Marco is put in a horrible situation: to save Gus's life, has to take the life of the sleazy reporter. Frye is sleazy, but he certainly does not deserve to die. And Marco, decent to the core, just can't bring himself to do it.
It's not 100% certain that Tate would have revealed Gus's location even had Marco complied - but Marco knows that Tate won't reveal anything except scathing taunting unless Marco does as Tate has requested. Marco as this point is hoping against hope that Gus will be saved, anyway.
And, indeed, Sonya is closing in on Gus's location. But it's a measure of how powerful and unflinching this show is, that she doesn't quite make it. As my wife pointed out, two miraculous rescues - first Marcos's wife and daughters two weeks ago, and now his son Gus this week - would have been unrealistic.
The death of Gus will forever change Marco. It's the kind of terrible transformative moment that separates even superior conventional series for an unconventional series that's flawed.
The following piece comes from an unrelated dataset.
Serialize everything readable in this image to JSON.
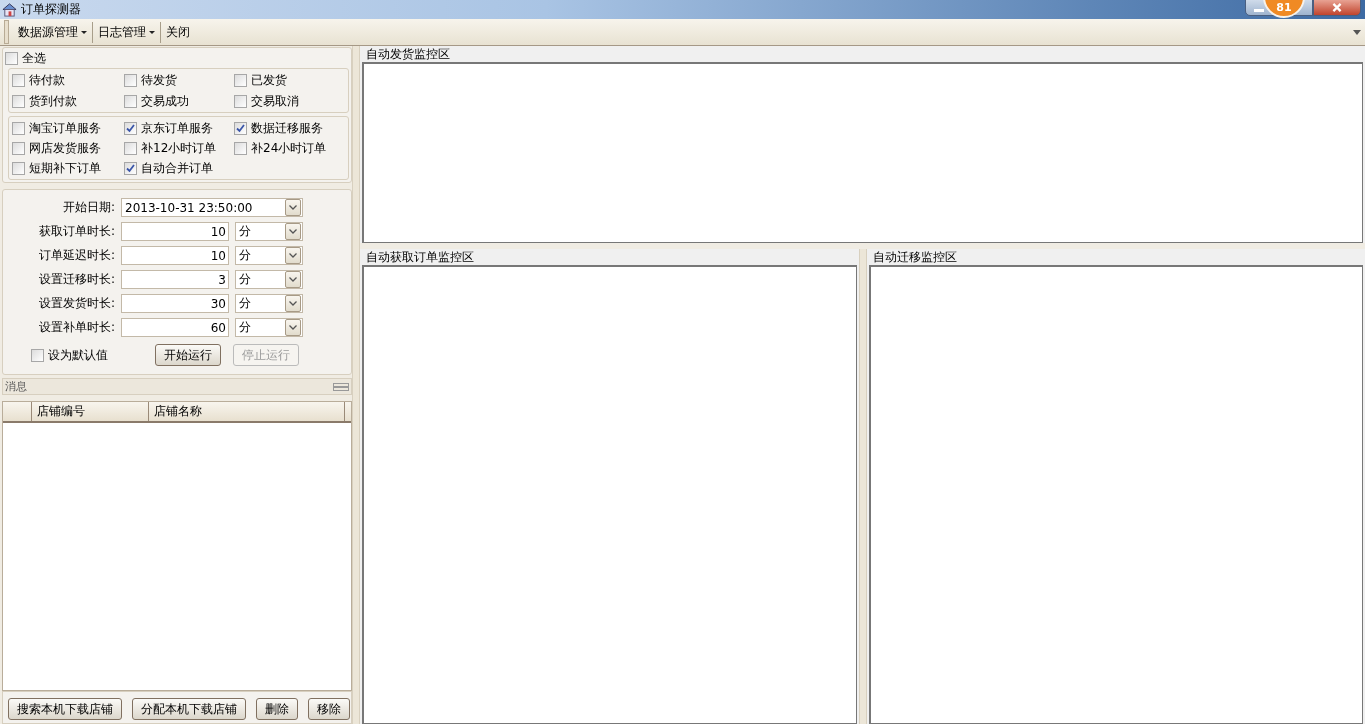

The Bridge was a little slow to get on track, but once it did, about four episodes back, it's been firing on all cylinders.
There are still some potentially deadly loose ends to be tied up, but even if The Bridge had ended this week, it would be one of the most remarkable series ever to have been on television.
See also The Bridge Opens Brooding and Valent ... The Bridge 1.2: A Tale of Two Beds ... The Bridge 1.6: Revelations ... The Bridge 1.7: A Killer and a Reluctant Professor ... The Bridge 1.8: Some Dark Poetic Justice ... The Bridge 1.9: Trade-Off ... The Bridge 1.10: Charlotte's Evolution